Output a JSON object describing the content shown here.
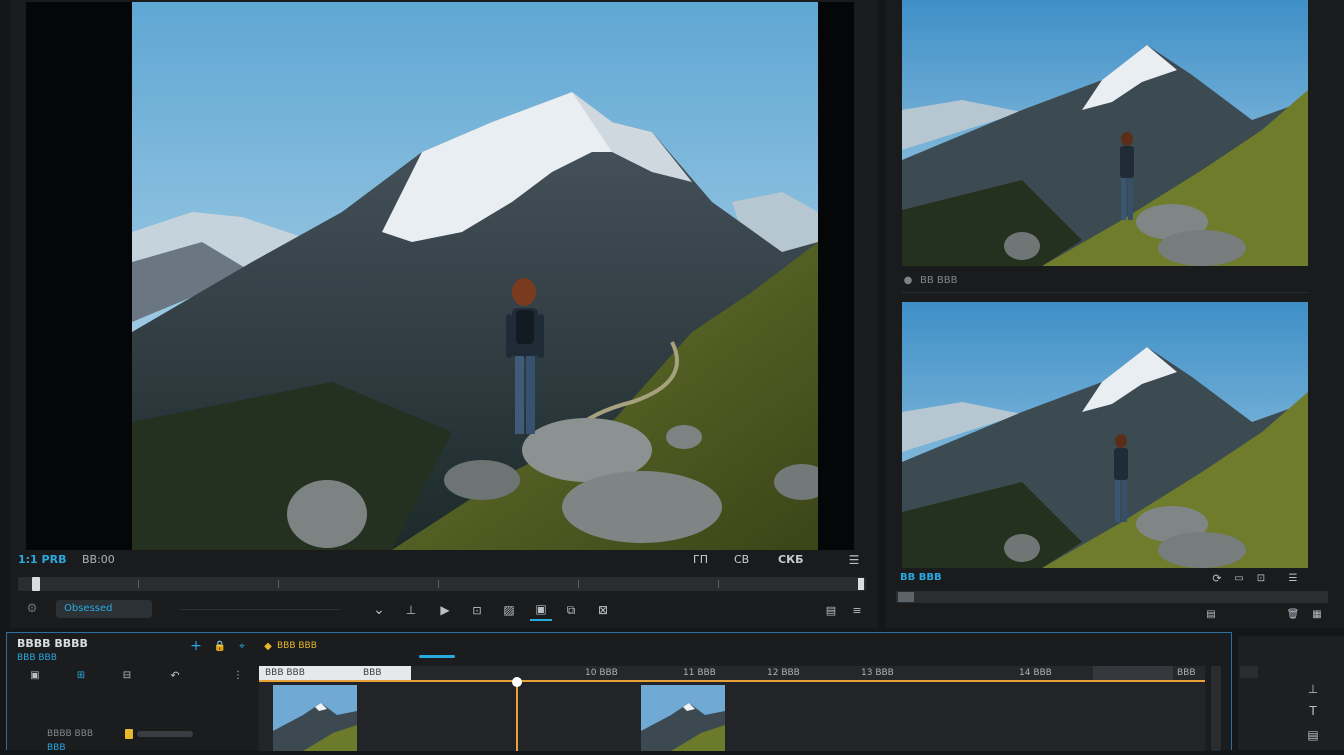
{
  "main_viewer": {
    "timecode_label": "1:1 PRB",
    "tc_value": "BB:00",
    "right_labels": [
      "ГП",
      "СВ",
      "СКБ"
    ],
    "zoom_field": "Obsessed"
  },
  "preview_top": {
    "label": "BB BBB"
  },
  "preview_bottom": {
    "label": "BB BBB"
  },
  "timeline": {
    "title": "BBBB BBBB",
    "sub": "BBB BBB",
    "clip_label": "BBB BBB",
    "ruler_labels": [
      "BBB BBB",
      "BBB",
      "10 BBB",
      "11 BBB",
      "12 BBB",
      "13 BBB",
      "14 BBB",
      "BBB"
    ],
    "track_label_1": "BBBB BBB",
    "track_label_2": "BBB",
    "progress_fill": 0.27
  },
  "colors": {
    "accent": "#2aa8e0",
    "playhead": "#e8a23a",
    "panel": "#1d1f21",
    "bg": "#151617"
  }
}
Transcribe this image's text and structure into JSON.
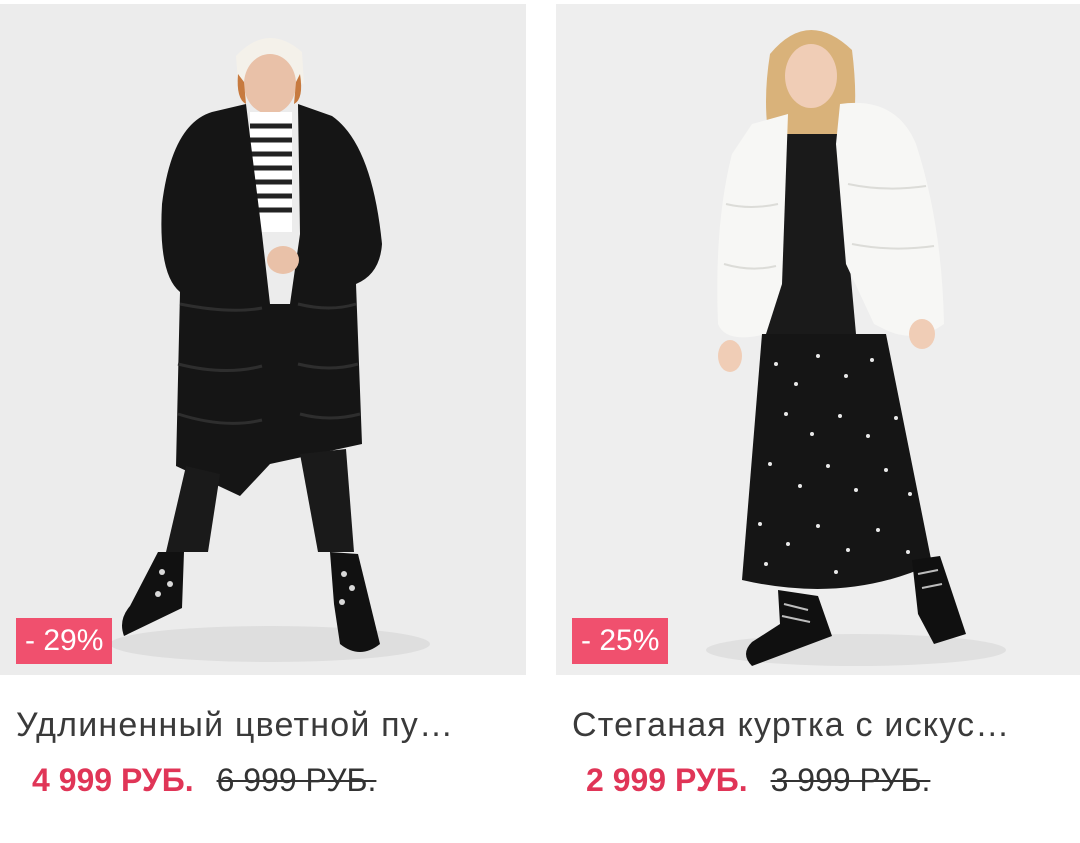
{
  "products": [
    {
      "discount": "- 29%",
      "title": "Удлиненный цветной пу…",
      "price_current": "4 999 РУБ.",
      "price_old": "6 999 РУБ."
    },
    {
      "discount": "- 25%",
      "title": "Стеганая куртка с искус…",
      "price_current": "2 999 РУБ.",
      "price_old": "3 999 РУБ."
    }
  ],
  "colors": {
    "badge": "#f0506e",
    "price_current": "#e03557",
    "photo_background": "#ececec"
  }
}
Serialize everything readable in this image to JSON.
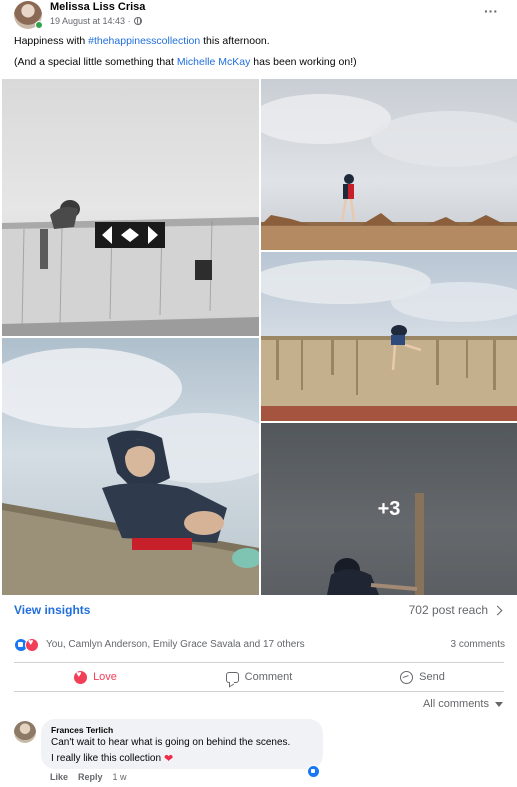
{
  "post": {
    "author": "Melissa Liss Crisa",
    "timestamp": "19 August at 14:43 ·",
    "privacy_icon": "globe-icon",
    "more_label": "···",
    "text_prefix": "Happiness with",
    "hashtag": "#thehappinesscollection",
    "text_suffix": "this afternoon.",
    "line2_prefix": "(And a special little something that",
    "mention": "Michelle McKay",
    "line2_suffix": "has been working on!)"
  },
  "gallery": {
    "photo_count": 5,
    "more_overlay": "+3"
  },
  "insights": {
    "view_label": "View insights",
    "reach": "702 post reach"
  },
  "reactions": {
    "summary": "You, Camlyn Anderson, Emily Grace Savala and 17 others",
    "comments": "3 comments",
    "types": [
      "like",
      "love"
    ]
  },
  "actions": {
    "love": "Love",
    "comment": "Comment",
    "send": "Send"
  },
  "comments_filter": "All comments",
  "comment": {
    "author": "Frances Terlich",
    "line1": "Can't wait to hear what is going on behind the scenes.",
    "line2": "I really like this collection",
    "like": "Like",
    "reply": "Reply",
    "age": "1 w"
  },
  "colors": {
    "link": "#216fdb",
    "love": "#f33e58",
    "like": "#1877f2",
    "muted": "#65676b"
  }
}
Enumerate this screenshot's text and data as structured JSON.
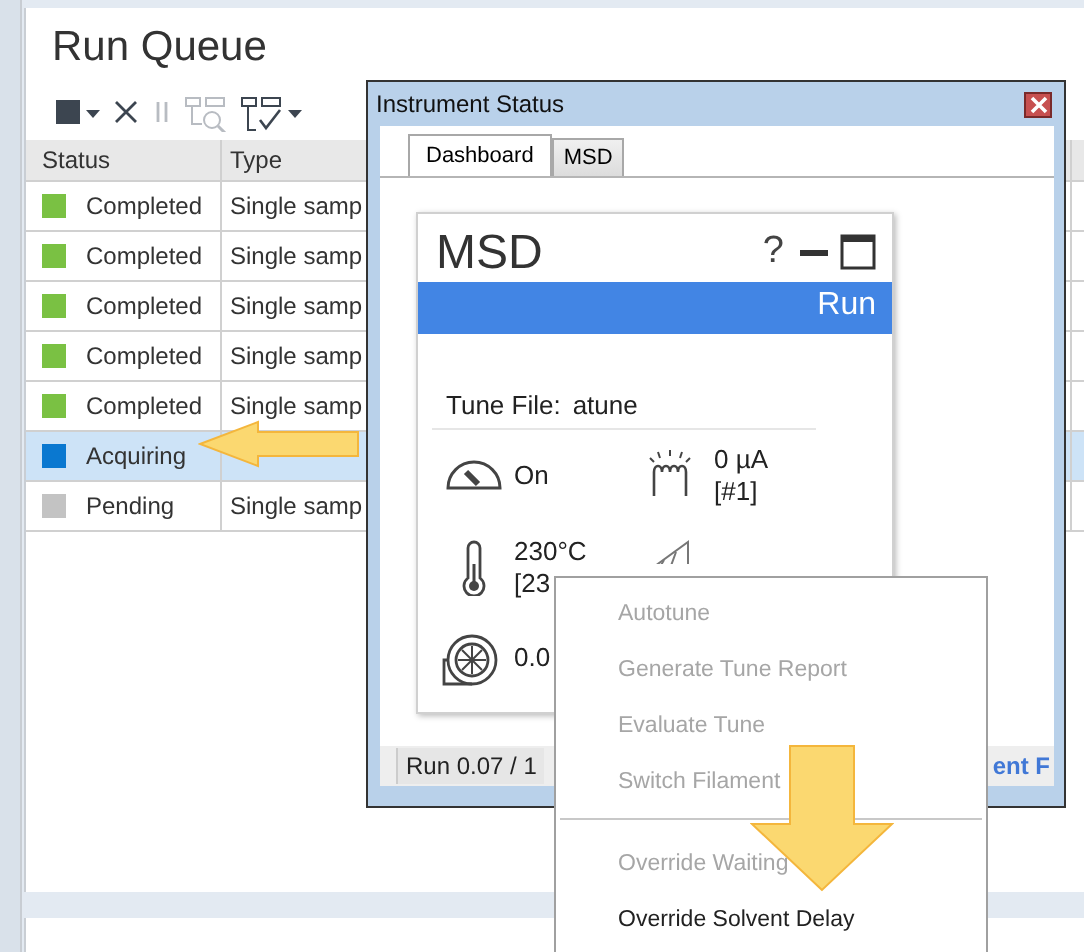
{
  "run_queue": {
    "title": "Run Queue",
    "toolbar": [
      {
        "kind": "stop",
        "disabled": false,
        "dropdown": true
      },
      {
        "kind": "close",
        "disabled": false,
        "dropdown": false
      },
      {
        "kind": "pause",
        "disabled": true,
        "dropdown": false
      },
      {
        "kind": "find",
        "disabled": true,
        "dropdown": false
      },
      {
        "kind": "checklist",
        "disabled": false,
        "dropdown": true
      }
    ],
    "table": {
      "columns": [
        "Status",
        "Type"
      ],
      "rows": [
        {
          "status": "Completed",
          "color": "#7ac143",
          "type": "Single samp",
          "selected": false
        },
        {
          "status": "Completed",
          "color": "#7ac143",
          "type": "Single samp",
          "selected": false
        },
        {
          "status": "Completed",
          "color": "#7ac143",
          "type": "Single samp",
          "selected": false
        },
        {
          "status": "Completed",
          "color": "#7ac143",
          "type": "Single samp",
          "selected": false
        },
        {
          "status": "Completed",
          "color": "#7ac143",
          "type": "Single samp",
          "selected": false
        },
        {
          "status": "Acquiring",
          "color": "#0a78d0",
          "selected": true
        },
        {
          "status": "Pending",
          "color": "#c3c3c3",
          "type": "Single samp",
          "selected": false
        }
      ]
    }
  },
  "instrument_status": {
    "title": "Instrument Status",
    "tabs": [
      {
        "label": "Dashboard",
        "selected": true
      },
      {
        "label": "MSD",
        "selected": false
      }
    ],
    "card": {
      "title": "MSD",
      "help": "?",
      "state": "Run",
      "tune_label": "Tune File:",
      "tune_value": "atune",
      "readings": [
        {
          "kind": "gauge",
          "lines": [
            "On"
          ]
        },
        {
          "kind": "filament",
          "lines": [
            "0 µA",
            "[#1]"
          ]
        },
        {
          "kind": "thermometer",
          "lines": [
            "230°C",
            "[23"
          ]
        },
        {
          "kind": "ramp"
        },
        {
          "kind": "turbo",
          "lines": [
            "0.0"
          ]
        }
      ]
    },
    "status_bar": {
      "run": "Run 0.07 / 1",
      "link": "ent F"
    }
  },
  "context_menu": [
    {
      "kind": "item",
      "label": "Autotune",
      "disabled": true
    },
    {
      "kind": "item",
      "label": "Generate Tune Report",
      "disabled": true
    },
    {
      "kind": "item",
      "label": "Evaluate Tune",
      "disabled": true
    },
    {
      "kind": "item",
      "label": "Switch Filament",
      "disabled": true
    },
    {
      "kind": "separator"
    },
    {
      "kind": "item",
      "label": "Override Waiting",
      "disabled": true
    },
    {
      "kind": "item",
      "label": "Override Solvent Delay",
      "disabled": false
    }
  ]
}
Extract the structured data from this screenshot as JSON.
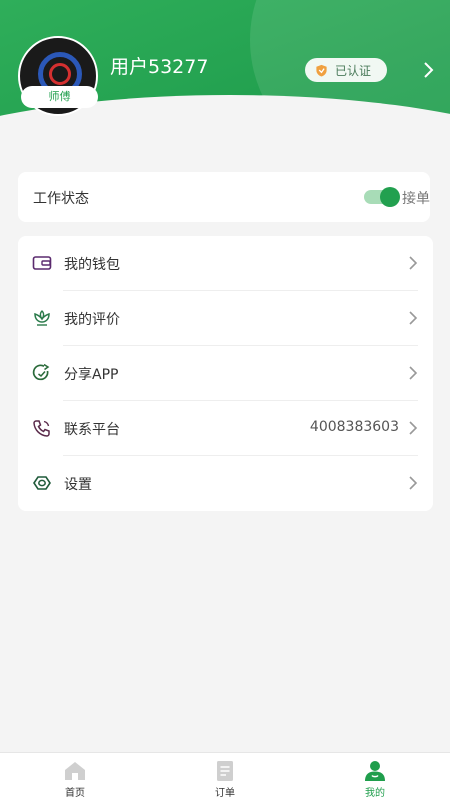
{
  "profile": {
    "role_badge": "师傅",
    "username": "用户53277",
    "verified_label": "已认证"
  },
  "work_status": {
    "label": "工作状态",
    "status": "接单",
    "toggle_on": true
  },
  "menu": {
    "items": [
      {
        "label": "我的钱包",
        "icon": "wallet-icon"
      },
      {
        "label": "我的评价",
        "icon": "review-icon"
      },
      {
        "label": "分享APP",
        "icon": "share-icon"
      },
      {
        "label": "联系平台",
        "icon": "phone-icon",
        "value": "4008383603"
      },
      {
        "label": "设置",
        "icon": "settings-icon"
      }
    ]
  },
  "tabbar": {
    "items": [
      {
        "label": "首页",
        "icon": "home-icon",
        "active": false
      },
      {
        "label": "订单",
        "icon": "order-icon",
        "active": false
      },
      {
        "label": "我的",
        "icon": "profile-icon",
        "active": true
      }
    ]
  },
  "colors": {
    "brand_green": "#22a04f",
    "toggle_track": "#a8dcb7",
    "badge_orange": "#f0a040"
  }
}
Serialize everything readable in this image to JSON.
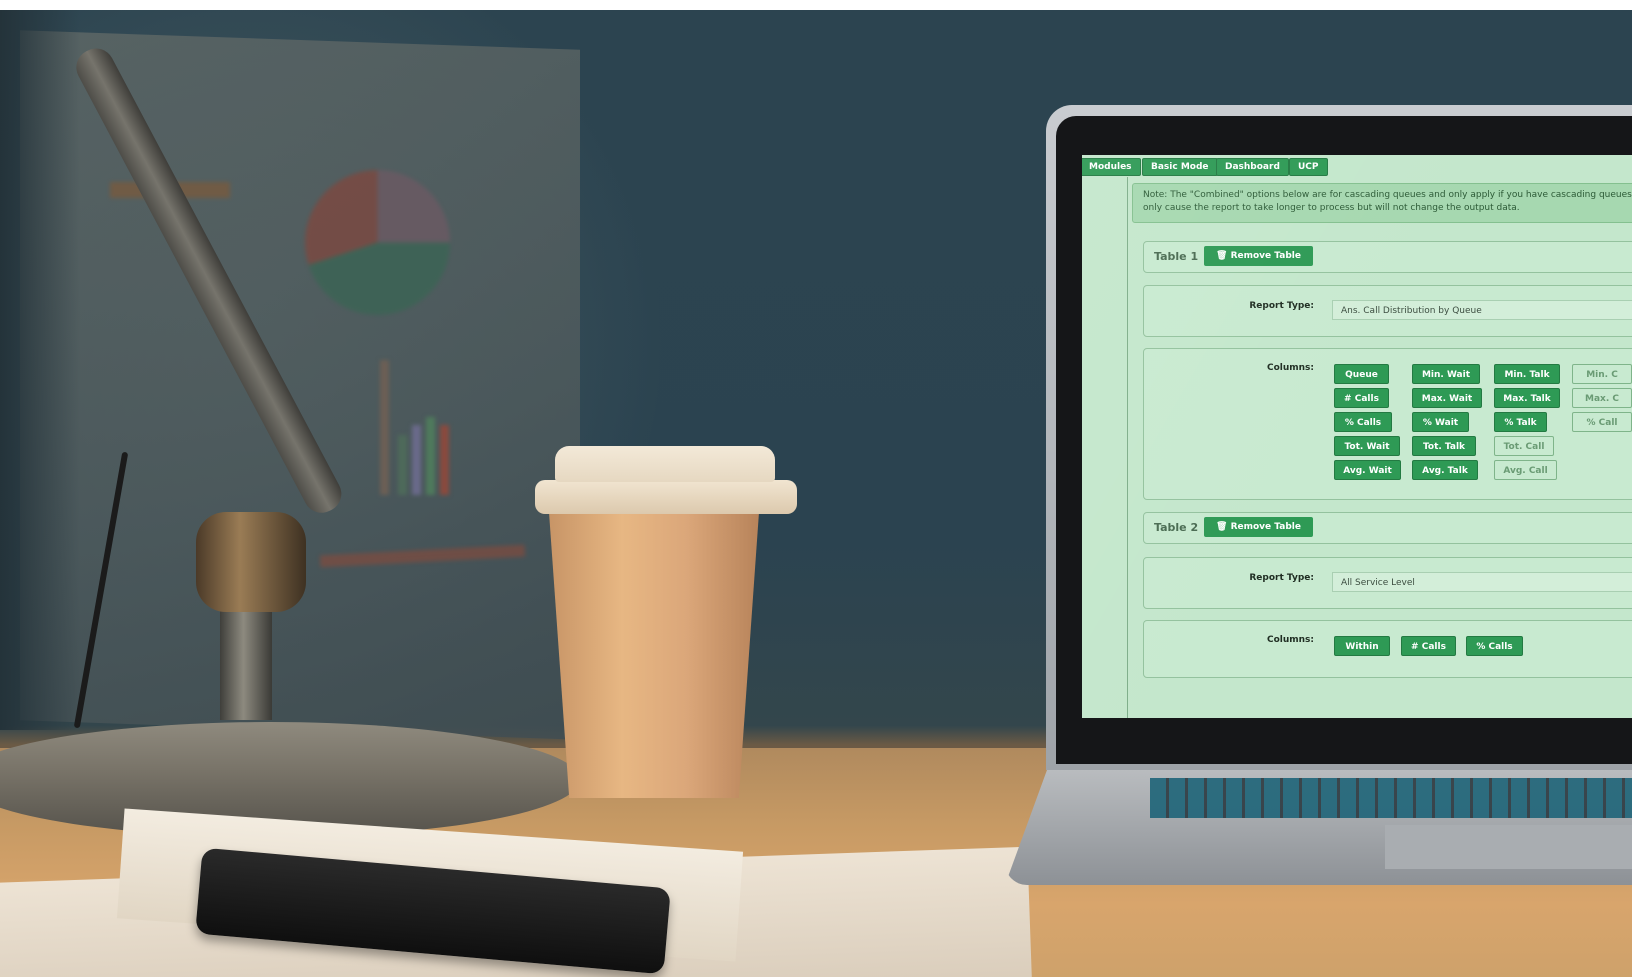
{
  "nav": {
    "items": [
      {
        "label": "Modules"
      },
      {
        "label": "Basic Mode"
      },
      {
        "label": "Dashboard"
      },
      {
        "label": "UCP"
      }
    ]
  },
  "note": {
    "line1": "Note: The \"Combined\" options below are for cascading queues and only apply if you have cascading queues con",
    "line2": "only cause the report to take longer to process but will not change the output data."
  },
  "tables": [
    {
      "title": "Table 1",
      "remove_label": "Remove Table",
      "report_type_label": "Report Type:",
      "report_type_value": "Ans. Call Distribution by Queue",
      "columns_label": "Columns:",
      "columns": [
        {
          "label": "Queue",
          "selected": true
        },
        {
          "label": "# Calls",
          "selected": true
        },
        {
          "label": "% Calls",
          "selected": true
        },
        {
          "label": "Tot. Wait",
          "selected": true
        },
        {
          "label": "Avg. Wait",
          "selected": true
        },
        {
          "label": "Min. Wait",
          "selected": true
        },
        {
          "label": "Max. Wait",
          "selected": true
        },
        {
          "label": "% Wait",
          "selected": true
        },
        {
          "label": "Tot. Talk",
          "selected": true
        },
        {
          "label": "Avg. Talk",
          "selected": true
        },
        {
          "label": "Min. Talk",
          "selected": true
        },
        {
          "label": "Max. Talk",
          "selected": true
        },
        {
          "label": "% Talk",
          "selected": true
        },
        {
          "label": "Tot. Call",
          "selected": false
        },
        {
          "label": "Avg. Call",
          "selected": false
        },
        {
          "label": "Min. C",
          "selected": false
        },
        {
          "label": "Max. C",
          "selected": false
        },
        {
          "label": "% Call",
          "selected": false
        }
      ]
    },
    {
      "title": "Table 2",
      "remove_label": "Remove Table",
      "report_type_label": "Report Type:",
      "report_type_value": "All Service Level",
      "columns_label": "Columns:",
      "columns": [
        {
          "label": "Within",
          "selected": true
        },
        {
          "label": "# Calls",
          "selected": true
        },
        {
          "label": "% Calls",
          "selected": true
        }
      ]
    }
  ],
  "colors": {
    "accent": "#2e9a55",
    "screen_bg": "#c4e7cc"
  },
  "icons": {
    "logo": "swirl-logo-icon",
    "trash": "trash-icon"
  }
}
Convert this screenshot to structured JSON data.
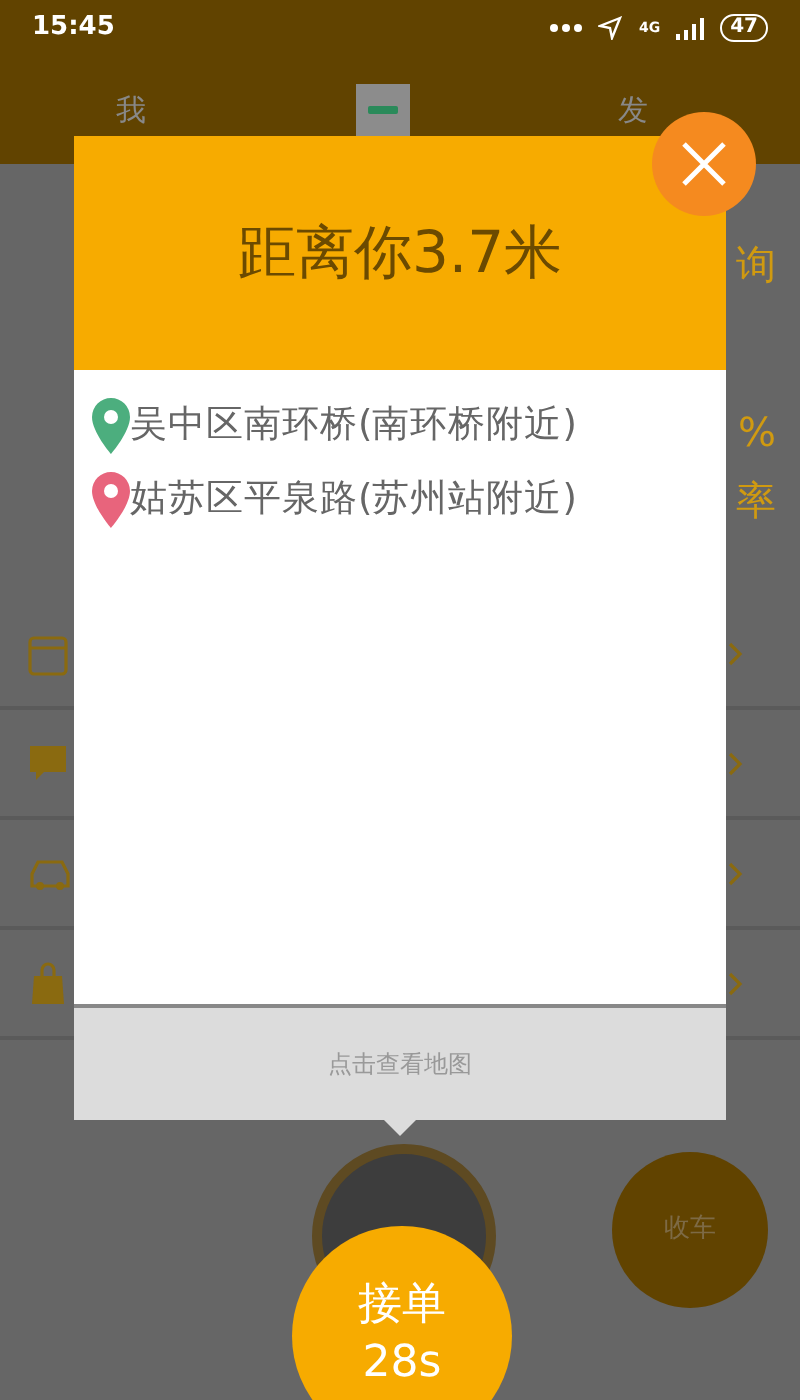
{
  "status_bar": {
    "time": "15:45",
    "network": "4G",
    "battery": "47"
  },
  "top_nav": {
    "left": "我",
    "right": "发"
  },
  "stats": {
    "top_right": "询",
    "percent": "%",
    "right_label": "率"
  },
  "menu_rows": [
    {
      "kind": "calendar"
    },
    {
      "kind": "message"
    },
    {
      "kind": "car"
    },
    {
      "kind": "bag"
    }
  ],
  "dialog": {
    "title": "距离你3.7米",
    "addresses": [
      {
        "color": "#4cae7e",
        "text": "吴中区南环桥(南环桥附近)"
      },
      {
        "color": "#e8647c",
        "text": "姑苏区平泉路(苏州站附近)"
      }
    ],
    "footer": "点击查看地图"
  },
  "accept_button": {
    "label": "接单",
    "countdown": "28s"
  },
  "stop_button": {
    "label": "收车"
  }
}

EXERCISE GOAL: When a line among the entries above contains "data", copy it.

WRITTEN SOLUTION:
Enumerate this screenshot's text and data as structured JSON.
Extract the structured data from this screenshot as JSON.
    "line2": "only cause the report to take longer to process but will not change the output data."
Convert this screenshot to structured JSON data.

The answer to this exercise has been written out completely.